What to work on :: What lines in the material hold the string "ΣΧΕΔΙΟΥ"? Copy out each of them.

Supplied data ::
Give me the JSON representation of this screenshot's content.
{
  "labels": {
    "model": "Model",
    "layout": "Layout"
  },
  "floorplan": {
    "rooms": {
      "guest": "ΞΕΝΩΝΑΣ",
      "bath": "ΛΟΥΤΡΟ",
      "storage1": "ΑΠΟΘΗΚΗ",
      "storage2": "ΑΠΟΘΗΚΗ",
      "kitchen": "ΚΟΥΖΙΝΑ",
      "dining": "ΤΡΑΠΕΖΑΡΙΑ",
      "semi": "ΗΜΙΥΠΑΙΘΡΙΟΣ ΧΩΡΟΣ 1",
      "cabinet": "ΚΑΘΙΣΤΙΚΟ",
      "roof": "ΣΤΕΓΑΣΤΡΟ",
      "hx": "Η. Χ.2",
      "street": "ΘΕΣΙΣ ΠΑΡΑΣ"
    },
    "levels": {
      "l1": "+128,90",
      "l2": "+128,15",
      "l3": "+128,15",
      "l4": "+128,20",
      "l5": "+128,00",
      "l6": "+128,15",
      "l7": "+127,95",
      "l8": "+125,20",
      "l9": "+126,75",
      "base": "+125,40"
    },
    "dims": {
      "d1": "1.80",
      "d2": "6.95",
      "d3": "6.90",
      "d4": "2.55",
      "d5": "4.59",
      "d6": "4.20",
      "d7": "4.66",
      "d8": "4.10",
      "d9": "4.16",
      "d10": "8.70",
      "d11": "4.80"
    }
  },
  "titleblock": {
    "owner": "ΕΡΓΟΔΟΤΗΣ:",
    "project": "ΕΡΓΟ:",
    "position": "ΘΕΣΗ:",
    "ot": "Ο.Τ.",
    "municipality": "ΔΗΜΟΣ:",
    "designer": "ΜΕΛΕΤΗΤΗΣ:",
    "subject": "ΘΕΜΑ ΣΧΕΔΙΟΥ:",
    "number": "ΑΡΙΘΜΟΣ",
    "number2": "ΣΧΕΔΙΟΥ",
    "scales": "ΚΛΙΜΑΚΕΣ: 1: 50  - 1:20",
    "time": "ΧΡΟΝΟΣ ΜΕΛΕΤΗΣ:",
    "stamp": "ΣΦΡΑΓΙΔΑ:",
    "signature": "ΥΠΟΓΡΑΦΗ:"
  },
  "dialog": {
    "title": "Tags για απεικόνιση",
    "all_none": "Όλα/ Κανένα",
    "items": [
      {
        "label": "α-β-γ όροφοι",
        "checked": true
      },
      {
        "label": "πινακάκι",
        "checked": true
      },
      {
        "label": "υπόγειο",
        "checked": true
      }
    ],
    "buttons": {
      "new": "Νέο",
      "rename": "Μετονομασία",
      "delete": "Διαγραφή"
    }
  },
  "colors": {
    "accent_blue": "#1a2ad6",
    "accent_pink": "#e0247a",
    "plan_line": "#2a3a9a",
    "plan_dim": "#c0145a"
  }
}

Reply to the task ::
    "subject": "ΘΕΜΑ ΣΧΕΔΙΟΥ:",
    "number2": "ΣΧΕΔΙΟΥ",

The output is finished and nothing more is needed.